Paper No. 2
Presentation Time: 8:15 AM


HENRY II, Gary L., Geology, Baylor Univ, 380 Chenot Tr, China Spring, TX 76633 and ALLEN, Peter M., 9000 Chapel Rd Apt 18204, Waco, TX 76712-8183, gary1134@hotmail.com

Four gaged channels with bedrock bottoms and alluvial banks in Ft. Worth, Texas were surveyed in order to calculate effective discharge relationships for use in stream channel restoration efforts. The survey included channel dimensions, slope, and bedload grain size distribution. All four streams were former USGS gage sites with record lengths of 10 to 25 years. Gage data was analyzed to construct flow duration curves. The survey and gage data were combined with two bedload transport equations (Schoklitsch and Yang sand and gravel) to model the effective discharge for each stream. The D50 of the bedload ranged from pebble to cobble size.

Problems inherent to establishing effective discharge in urban channels relate to increasing discharges due to addition of impervious surfaces and storm sewer systems, channel alterations at gage sites, upstream and downstream channelization, and limited length of of gage records. Despite these problems, correlations between channel slope, grain size distribution, active channel width, effective discharge and drainage area were established. Effective discharges of drainage areas ranging from 2 to 53 square miles were strongly correlated to basin size (R2=0.9437) and had recurrence intervals from 1 to 1.85 years. These trends allow a comparison of effective discharge estimated with historic gage and land use data to current channel and basin characteristics; ratios of discharge allow prescription of new urbanized effective discharge for use in channel design.
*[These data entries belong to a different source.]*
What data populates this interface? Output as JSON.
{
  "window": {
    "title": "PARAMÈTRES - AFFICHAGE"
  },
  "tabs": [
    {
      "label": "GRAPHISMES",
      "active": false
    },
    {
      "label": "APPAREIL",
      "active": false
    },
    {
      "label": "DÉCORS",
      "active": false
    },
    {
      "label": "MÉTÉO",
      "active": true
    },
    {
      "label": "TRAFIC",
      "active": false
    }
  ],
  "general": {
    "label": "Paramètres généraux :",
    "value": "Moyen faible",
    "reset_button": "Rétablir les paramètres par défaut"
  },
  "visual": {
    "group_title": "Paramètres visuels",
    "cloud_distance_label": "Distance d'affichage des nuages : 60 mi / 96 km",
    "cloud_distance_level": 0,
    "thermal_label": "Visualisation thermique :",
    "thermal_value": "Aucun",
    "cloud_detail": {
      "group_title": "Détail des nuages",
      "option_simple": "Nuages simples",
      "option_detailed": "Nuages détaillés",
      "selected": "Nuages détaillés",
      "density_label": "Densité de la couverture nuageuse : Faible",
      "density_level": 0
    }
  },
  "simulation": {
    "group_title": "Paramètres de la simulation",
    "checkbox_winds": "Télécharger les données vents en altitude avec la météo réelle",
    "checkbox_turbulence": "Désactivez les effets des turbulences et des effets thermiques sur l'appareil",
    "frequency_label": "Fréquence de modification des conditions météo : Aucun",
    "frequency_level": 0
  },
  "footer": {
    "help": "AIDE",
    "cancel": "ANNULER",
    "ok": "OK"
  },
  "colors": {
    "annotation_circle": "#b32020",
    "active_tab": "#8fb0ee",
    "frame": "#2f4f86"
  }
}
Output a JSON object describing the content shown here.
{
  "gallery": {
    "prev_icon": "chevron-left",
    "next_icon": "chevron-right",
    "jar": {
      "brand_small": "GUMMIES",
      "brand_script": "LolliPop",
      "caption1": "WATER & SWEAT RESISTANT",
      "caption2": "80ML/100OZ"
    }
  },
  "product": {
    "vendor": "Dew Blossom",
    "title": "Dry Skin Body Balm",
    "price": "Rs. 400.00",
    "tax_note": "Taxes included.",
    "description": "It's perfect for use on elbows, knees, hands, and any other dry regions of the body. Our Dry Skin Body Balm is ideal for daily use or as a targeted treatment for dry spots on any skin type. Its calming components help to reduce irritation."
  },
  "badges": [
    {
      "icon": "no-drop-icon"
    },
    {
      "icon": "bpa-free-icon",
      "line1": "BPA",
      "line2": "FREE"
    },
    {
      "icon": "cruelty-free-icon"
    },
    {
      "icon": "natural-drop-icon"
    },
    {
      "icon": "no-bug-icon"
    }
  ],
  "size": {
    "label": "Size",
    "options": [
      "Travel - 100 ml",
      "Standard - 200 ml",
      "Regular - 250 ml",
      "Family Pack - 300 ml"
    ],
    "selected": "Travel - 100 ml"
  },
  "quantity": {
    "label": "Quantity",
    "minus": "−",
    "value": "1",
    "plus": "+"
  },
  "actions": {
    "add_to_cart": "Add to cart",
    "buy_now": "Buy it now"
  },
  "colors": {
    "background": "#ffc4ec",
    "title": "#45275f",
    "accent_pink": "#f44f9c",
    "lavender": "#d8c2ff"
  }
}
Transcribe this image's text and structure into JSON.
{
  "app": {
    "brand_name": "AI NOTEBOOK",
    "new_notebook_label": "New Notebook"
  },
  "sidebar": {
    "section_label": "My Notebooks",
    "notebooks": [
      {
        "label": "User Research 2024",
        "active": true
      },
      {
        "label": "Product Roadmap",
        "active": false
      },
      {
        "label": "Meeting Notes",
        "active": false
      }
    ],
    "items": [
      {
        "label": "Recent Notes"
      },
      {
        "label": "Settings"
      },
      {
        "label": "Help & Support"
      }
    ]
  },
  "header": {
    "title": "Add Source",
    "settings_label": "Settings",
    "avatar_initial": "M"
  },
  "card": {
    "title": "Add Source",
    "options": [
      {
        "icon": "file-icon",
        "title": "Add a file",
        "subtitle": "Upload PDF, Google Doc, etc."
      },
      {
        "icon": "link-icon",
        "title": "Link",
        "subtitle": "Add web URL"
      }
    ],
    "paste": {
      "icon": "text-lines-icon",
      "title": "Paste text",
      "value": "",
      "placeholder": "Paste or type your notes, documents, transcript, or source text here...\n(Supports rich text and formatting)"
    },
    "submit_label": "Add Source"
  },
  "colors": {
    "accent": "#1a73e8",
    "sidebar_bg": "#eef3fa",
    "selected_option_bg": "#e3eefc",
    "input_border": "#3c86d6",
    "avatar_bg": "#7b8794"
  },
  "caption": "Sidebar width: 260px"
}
Present research infers a lag in channel adjustment may be greater than 25 years.